According to a Canadian Press article, as of 2017, each person in Ontario on the kidney transplant waitlist will spend on average of four years waiting for a transplant. This means that more than 1000 Ontarians will have to undergo dialysis for four years, anywhere between three and seven days a week for hours on end, waking up every day and hoping for a kidney donation.
Being a living donor is not something to be taken lightly, say both Hickey and Thibault. There are risks associated, but the gift of giving in such an intimate context creates an unimaginable gratitude for the recipient.
Hickey sometimes thinks about the fact that there would have been a matter of 100 metres between him and the individual he anonymously donated his kidney to in 2014. However, the jurisdiction of Ontario will not provide the identity of the recipient to undirected donors in order to protect transplant recipients.
“It’s pretty wild to think I was basically next to them and know I’ll never know who they are,” says Hickey. “But I look at it as logical consistency — most people wouldn’t think twice about donating to their mom or sister. That’s someone else’s mom or sister, and they might not have someone who’s able to donate.”
Other than finishing school, becoming a successful business owner of Pathway Jiu Jitsu and learning how to manage his procrastination tendencies a little better, Hickey’s life has not changed much since forfeiting two of his organs.

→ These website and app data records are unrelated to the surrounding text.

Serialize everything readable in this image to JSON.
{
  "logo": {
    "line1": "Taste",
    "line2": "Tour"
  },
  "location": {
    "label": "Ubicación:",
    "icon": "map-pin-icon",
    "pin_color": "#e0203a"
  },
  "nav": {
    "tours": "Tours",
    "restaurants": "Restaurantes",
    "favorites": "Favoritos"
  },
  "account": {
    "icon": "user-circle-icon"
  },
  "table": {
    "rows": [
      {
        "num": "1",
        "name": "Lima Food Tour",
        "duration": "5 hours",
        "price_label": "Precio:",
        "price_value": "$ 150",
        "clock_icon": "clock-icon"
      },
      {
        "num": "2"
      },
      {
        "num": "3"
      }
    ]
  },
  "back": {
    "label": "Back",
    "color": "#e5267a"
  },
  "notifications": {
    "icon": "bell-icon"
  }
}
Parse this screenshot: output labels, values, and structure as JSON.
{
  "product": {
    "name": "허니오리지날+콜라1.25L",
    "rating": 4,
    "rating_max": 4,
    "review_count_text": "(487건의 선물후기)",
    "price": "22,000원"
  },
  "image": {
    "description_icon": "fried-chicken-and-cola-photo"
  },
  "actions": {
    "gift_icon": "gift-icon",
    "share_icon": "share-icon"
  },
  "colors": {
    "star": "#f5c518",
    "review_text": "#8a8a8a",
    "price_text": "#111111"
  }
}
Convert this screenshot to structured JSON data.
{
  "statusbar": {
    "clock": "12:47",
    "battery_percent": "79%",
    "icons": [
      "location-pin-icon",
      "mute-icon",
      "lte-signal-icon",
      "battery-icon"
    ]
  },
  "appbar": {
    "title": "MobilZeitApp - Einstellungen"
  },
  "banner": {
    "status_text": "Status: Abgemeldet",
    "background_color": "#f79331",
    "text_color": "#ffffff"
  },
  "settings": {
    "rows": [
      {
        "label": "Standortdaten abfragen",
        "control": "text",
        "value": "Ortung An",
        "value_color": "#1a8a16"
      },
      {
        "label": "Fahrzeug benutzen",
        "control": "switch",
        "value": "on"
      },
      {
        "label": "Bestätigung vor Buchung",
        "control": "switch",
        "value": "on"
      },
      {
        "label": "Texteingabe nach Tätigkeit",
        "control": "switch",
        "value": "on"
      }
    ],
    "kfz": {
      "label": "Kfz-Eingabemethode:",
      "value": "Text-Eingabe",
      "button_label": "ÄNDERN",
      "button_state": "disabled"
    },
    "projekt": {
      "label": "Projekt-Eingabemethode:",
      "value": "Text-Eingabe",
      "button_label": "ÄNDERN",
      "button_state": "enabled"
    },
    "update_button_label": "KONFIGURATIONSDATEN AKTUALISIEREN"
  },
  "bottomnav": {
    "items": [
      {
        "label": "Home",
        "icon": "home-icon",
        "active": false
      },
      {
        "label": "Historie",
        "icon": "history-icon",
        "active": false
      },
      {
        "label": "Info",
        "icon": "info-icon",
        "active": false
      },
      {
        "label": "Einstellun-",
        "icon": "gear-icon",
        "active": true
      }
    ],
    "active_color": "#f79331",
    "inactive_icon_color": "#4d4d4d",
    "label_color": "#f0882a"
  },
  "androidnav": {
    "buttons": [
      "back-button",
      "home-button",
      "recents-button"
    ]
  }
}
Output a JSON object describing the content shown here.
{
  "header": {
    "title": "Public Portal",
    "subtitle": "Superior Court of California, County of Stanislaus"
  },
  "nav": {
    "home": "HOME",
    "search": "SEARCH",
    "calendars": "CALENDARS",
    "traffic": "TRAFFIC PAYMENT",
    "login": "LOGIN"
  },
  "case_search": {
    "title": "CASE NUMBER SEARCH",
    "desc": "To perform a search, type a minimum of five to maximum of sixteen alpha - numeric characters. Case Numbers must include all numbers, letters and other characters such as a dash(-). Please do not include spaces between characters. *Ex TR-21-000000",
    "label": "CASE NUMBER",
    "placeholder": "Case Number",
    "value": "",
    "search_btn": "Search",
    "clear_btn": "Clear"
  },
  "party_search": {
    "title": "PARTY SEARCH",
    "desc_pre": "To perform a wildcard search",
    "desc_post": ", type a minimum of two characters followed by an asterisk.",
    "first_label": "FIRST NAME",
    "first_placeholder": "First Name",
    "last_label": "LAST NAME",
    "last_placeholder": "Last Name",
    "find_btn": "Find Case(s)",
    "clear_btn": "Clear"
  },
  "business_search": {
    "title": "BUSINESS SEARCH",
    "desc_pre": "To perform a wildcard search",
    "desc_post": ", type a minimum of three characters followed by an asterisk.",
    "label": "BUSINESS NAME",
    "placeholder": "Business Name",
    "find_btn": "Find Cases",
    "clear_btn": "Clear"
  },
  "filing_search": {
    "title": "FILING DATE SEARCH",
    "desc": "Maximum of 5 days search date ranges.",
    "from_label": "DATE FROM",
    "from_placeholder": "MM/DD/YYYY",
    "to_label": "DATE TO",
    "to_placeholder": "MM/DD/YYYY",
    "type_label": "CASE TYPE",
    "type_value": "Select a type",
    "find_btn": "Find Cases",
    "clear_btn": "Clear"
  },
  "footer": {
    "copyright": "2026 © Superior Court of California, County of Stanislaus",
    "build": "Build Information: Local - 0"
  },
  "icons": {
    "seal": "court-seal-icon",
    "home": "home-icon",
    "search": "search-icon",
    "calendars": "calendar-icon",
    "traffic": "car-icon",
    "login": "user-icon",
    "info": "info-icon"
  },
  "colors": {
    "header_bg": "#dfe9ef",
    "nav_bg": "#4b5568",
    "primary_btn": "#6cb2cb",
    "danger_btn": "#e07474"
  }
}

In fact, his preliminary testing for donating his kidney and a portion of his liver provided him with a thorough medical exam that made him feel even more confident about his physical health.
“Mentally, it can be tough, but it was so worth it,” says Hickey. “It’s a weird experience, because it just ends, but I like to remind myself that the abrupt ending of my transplant experience kick-started the rest of my kidney recipient’s life.”